ASSIGNMENT:
In the entries, find all lines that hold the word "JSON" and copy them.
■ ■ ■ ■
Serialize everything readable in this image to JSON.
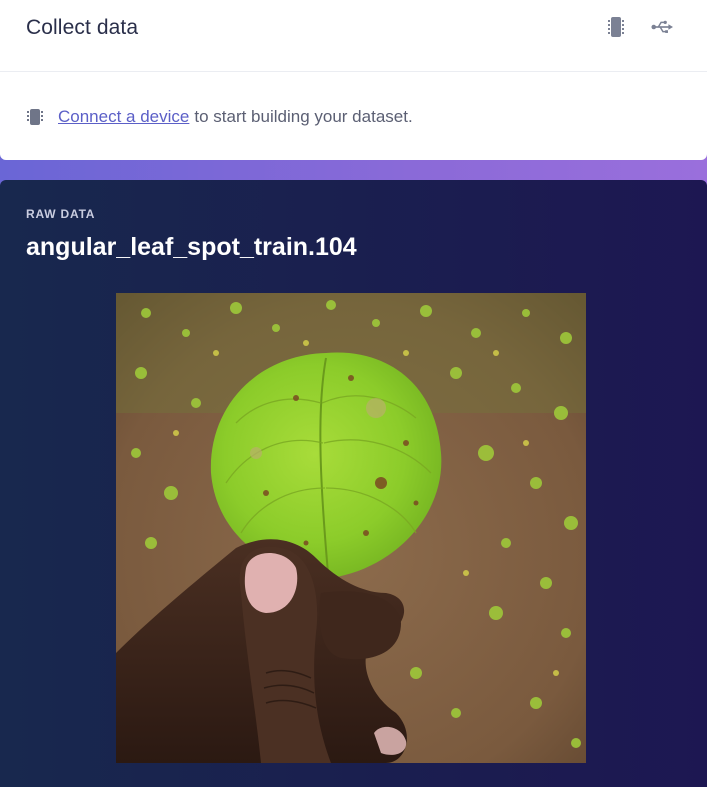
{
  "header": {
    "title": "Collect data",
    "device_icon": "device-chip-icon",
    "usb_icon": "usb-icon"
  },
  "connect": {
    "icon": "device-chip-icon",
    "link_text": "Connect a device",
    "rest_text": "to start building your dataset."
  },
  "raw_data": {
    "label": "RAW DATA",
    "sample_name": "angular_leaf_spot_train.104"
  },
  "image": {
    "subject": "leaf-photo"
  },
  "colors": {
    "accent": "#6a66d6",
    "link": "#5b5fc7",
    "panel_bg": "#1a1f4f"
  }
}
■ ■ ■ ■
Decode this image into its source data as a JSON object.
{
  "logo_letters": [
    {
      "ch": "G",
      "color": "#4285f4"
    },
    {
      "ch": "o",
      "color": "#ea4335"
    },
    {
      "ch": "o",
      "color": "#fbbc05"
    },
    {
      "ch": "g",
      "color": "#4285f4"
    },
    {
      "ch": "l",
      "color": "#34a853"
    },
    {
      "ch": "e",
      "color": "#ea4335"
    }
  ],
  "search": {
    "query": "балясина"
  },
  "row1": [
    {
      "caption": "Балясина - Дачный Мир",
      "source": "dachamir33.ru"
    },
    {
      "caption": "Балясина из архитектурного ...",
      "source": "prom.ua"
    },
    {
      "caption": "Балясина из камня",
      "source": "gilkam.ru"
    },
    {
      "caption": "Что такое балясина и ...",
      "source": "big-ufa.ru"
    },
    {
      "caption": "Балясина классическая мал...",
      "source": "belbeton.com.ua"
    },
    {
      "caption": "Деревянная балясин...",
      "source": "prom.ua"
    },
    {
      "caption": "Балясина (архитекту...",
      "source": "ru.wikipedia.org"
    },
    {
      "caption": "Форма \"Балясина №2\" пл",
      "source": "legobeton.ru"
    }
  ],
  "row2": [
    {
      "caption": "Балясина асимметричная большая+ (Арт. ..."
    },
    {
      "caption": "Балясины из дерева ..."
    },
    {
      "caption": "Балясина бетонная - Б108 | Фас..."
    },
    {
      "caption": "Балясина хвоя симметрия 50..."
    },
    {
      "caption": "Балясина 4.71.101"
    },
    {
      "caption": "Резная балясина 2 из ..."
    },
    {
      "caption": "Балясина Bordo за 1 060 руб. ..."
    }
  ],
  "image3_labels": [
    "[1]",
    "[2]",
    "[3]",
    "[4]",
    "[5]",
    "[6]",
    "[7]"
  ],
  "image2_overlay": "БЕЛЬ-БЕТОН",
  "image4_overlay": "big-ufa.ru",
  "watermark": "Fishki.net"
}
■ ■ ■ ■
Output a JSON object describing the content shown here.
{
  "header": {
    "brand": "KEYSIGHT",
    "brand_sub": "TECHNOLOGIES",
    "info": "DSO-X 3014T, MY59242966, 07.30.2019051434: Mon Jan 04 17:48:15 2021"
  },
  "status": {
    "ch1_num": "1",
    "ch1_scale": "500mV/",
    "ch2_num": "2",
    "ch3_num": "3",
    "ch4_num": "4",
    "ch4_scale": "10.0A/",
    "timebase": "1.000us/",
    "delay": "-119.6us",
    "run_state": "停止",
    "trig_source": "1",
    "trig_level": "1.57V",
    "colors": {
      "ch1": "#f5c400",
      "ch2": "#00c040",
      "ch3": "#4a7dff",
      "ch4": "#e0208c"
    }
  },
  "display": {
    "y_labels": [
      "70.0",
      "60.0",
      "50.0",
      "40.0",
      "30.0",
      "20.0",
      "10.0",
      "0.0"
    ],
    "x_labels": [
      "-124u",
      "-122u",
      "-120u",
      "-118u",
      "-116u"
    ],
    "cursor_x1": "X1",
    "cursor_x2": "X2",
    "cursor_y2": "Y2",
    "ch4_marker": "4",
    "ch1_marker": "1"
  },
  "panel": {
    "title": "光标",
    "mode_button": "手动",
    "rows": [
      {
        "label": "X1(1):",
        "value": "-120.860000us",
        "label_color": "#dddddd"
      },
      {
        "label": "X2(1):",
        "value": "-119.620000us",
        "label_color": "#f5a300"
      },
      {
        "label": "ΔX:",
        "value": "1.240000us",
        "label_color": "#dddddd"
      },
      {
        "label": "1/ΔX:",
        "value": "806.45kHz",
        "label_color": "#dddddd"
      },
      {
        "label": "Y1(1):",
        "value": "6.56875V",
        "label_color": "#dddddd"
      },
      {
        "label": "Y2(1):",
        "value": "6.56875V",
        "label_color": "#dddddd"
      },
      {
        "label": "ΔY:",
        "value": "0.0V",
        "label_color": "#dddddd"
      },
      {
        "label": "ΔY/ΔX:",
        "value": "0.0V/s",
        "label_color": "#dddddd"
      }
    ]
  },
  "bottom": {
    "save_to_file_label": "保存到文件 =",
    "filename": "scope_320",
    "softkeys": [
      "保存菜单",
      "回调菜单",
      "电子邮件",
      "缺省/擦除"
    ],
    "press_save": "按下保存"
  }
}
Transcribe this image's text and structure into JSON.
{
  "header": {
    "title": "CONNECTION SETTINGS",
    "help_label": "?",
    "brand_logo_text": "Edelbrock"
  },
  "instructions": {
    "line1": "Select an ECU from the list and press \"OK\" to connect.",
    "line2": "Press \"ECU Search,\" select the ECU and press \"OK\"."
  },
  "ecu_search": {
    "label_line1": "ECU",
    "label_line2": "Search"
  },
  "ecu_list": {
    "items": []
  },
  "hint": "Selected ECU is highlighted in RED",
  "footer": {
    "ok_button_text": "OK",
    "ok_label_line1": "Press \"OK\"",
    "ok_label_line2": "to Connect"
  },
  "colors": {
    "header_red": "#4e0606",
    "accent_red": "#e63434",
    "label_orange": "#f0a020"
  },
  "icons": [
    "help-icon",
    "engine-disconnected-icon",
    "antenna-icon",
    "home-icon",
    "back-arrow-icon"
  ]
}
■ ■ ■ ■
SOLUTION FOR THIS PROBLEM:
Serialize everything readable in this image to JSON.
Decode this image into its source data as a JSON object.
Output a JSON object describing the content shown here.
Transcribe this image's text and structure into JSON.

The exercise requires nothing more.